From 1 July 2015 all schools must have regard to the statutory guidance for the Prevent Duty. Paragraphs 57-76 of the guidance are concerned specifically with schools and childcare providers. As a school, we are subject to a duty under section 26 of the Counter-Terrorism and Security Act 2015, to have “due regard to the need to prevent people from being drawn into terrorism”.
The Prevent duty: what it means for schools and childcare providers
In order for schools and childcare providers to fulfil the Prevent duty, it is essential that staff are able to identify children who may be vulnerable to radicalisation, and know what to do when they are identified. Protecting children from the risk of radicalisation should be seen as part of schools’ and childcare providers’ wider safeguarding duties, and is similar in nature to protecting children from other harms (e.g. drugs, gangs, neglect, sexual exploitation), whether these come from within their family or are the product of outside influences.
Schools and childcare providers can also build pupils’ resilience to radicalisation by promoting fundamental British values and enabling them to challenge extremist views. It is important to emphasise that the Prevent duty is not intended to stop pupils debating controversial issues. On the contrary, schools should provide a safe space in which children, young people and staff can understand the risks associated with terrorism and develop the knowledge and skills to be able to challenge extremist arguments. For Early Years childcare providers, the statutory framework for the Early Years Foundation Stage sets standards for learning, development and care for children from 0-5, thereby assisting their personal, social and emotional development and understanding of the world.
Ofsted’s common inspection framework for education, skills and early years, makes specific reference to the need to have safeguarding arrangements to promote pupils’ welfare and prevent radicalisation and extremism.
The statutory guidance on the Prevent duty summarises the requirements on schools and childcare providers in terms of four general themes: risk assessment, working in partnership, staff training and IT policies.
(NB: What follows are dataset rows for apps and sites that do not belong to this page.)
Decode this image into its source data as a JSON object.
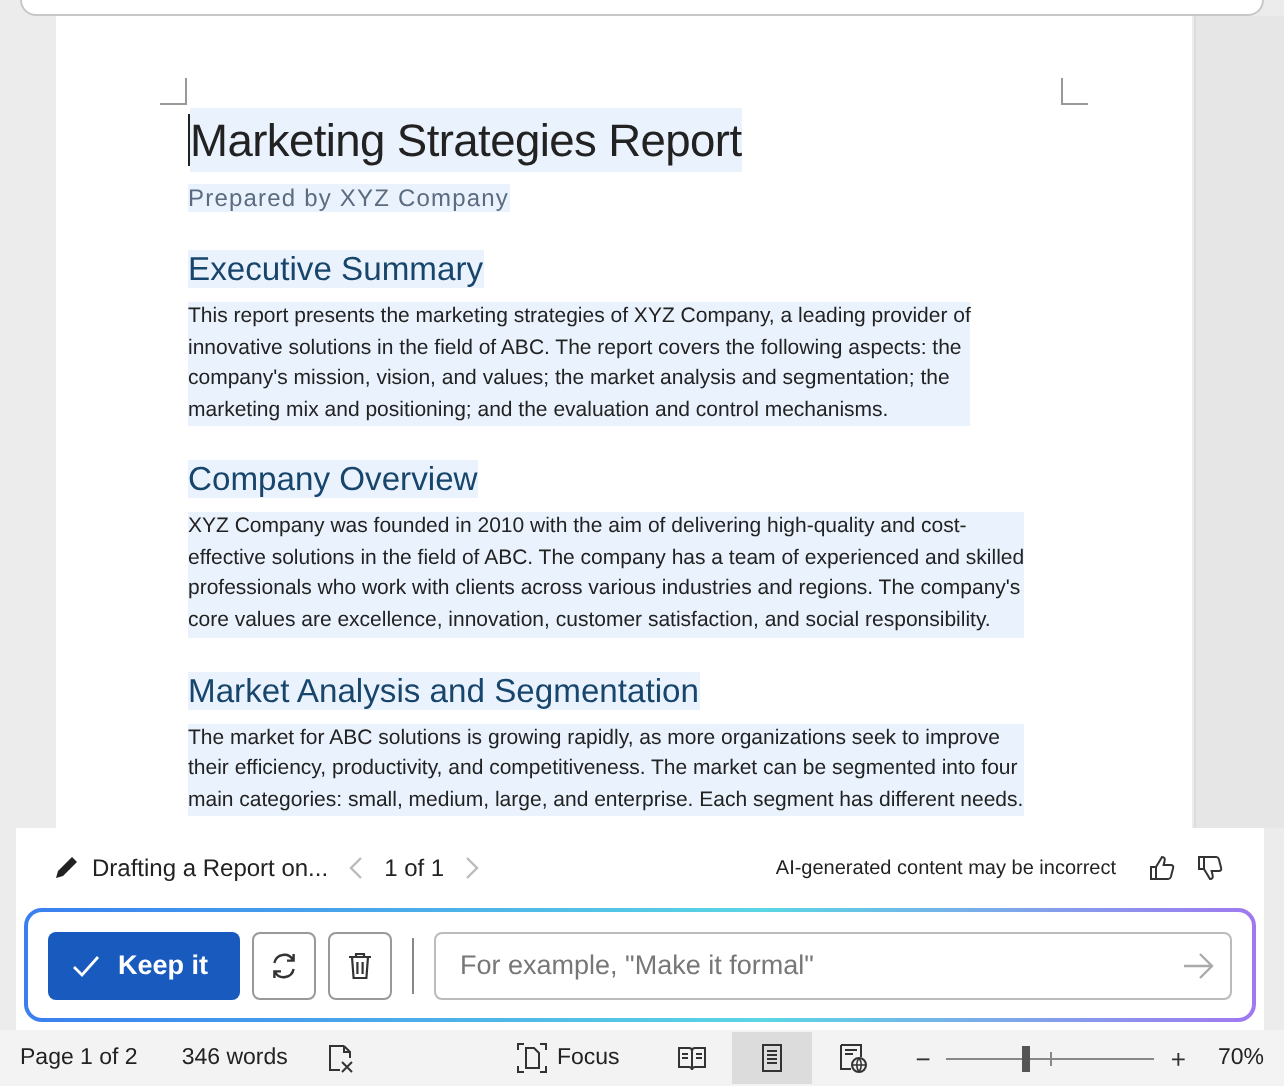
{
  "document": {
    "title": "Marketing Strategies Report",
    "subtitle": "Prepared by XYZ Company",
    "sections": [
      {
        "heading": "Executive Summary",
        "lines": [
          "This report presents the marketing strategies of XYZ Company, a leading provider of",
          "innovative solutions in the field of ABC. The report covers the following aspects: the",
          "company's mission, vision, and values; the market analysis and segmentation; the",
          "marketing mix and positioning; and the evaluation and control mechanisms."
        ]
      },
      {
        "heading": "Company Overview",
        "lines": [
          "XYZ Company was founded in 2010 with the aim of delivering high-quality and cost-",
          "effective solutions in the field of ABC. The company has a team of experienced and skilled",
          "professionals who work with clients across various industries and regions. The company's",
          "core values are excellence, innovation, customer satisfaction, and social responsibility."
        ]
      },
      {
        "heading": "Market Analysis and Segmentation",
        "lines": [
          "The market for ABC solutions is growing rapidly, as more organizations seek to improve",
          "their efficiency, productivity, and competitiveness. The market can be segmented into four",
          "main categories: small, medium, large, and enterprise. Each segment has different needs."
        ]
      }
    ]
  },
  "copilot": {
    "draft_title": "Drafting a Report on...",
    "pager": "1 of 1",
    "prev_disabled": true,
    "next_disabled": true,
    "disclaimer": "AI-generated content may be incorrect",
    "keep_label": "Keep it",
    "prompt": {
      "placeholder": "For example, \"Make it formal\""
    }
  },
  "status_bar": {
    "page": "Page 1 of 2",
    "words": "346 words",
    "focus": "Focus",
    "views": [
      {
        "kind": "read",
        "selected": false
      },
      {
        "kind": "print",
        "selected": true
      },
      {
        "kind": "web",
        "selected": false
      }
    ],
    "zoom": {
      "minus": "−",
      "plus": "+",
      "level": 0.38,
      "reading": "70%"
    }
  }
}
Please click on the link below for more information on The Prevent Duty.